[Component data from apps and pages]
^^^^^^^^
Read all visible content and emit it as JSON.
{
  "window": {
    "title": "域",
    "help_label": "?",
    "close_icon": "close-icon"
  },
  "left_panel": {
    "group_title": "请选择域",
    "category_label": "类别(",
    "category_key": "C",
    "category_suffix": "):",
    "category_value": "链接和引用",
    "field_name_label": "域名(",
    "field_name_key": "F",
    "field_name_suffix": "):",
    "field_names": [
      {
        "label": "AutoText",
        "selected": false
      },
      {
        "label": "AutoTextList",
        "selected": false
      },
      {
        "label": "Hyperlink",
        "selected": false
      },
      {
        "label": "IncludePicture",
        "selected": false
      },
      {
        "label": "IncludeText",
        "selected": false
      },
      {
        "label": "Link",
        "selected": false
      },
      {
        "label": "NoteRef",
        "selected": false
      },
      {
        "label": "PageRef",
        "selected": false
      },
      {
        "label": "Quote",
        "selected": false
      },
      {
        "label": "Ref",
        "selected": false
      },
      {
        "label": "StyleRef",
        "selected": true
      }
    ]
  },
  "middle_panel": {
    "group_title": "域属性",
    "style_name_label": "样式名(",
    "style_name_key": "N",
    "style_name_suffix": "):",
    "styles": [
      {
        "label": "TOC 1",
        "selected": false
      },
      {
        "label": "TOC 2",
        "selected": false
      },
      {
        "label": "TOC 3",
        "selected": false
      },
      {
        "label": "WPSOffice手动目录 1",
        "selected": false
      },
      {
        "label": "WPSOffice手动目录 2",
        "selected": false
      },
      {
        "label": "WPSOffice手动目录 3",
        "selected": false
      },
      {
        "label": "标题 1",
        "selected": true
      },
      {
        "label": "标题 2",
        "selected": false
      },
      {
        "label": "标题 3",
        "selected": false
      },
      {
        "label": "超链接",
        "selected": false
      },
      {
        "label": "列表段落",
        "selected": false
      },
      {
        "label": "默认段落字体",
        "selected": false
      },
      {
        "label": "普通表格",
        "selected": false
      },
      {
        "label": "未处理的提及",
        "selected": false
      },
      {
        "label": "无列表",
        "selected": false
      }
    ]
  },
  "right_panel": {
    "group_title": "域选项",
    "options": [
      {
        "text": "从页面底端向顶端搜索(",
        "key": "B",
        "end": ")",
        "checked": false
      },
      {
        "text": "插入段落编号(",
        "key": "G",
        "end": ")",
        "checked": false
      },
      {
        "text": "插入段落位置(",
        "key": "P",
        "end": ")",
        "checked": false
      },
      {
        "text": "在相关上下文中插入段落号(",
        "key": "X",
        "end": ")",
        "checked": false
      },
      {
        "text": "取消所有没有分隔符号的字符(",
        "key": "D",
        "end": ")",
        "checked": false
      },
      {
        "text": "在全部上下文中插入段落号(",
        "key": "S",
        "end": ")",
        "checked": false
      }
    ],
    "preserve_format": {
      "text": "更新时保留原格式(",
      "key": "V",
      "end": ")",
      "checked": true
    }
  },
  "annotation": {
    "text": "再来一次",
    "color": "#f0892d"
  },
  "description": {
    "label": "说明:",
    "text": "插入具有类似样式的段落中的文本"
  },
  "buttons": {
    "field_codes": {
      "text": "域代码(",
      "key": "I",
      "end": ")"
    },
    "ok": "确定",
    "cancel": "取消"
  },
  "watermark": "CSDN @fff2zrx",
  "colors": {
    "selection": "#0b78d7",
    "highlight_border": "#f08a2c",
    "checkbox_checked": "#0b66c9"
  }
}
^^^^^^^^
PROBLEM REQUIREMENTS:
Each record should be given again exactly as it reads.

RESPONSE TO THIS TASK:
Read all visible content and emit it as JSON.
{
  "window": {
    "title": "域",
    "help_label": "?",
    "close_icon": "close-icon"
  },
  "left_panel": {
    "group_title": "请选择域",
    "category_label": "类别(",
    "category_key": "C",
    "category_suffix": "):",
    "category_value": "链接和引用",
    "field_name_label": "域名(",
    "field_name_key": "F",
    "field_name_suffix": "):",
    "field_names": [
      {
        "label": "AutoText",
        "selected": false
      },
      {
        "label": "AutoTextList",
        "selected": false
      },
      {
        "label": "Hyperlink",
        "selected": false
      },
      {
        "label": "IncludePicture",
        "selected": false
      },
      {
        "label": "IncludeText",
        "selected": false
      },
      {
        "label": "Link",
        "selected": false
      },
      {
        "label": "NoteRef",
        "selected": false
      },
      {
        "label": "PageRef",
        "selected": false
      },
      {
        "label": "Quote",
        "selected": false
      },
      {
        "label": "Ref",
        "selected": false
      },
      {
        "label": "StyleRef",
        "selected": true
      }
    ]
  },
  "middle_panel": {
    "group_title": "域属性",
    "style_name_label": "样式名(",
    "style_name_key": "N",
    "style_name_suffix": "):",
    "styles": [
      {
        "label": "TOC 1",
        "selected": false
      },
      {
        "label": "TOC 2",
        "selected": false
      },
      {
        "label": "TOC 3",
        "selected": false
      },
      {
        "label": "WPSOffice手动目录 1",
        "selected": false
      },
      {
        "label": "WPSOffice手动目录 2",
        "selected": false
      },
      {
        "label": "WPSOffice手动目录 3",
        "selected": false
      },
      {
        "label": "标题 1",
        "selected": true
      },
      {
        "label": "标题 2",
        "selected": false
      },
      {
        "label": "标题 3",
        "selected": false
      },
      {
        "label": "超链接",
        "selected": false
      },
      {
        "label": "列表段落",
        "selected": false
      },
      {
        "label": "默认段落字体",
        "selected": false
      },
      {
        "label": "普通表格",
        "selected": false
      },
      {
        "label": "未处理的提及",
        "selected": false
      },
      {
        "label": "无列表",
        "selected": false
      }
    ]
  },
  "right_panel": {
    "group_title": "域选项",
    "options": [
      {
        "text": "从页面底端向顶端搜索(",
        "key": "B",
        "end": ")",
        "checked": false
      },
      {
        "text": "插入段落编号(",
        "key": "G",
        "end": ")",
        "checked": false
      },
      {
        "text": "插入段落位置(",
        "key": "P",
        "end": ")",
        "checked": false
      },
      {
        "text": "在相关上下文中插入段落号(",
        "key": "X",
        "end": ")",
        "checked": false
      },
      {
        "text": "取消所有没有分隔符号的字符(",
        "key": "D",
        "end": ")",
        "checked": false
      },
      {
        "text": "在全部上下文中插入段落号(",
        "key": "S",
        "end": ")",
        "checked": false
      }
    ],
    "preserve_format": {
      "text": "更新时保留原格式(",
      "key": "V",
      "end": ")",
      "checked": true
    }
  },
  "annotation": {
    "text": "再来一次",
    "color": "#f0892d"
  },
  "description": {
    "label": "说明:",
    "text": "插入具有类似样式的段落中的文本"
  },
  "buttons": {
    "field_codes": {
      "text": "域代码(",
      "key": "I",
      "end": ")"
    },
    "ok": "确定",
    "cancel": "取消"
  },
  "watermark": "CSDN @fff2zrx",
  "colors": {
    "selection": "#0b78d7",
    "highlight_border": "#f08a2c",
    "checkbox_checked": "#0b66c9"
  }
}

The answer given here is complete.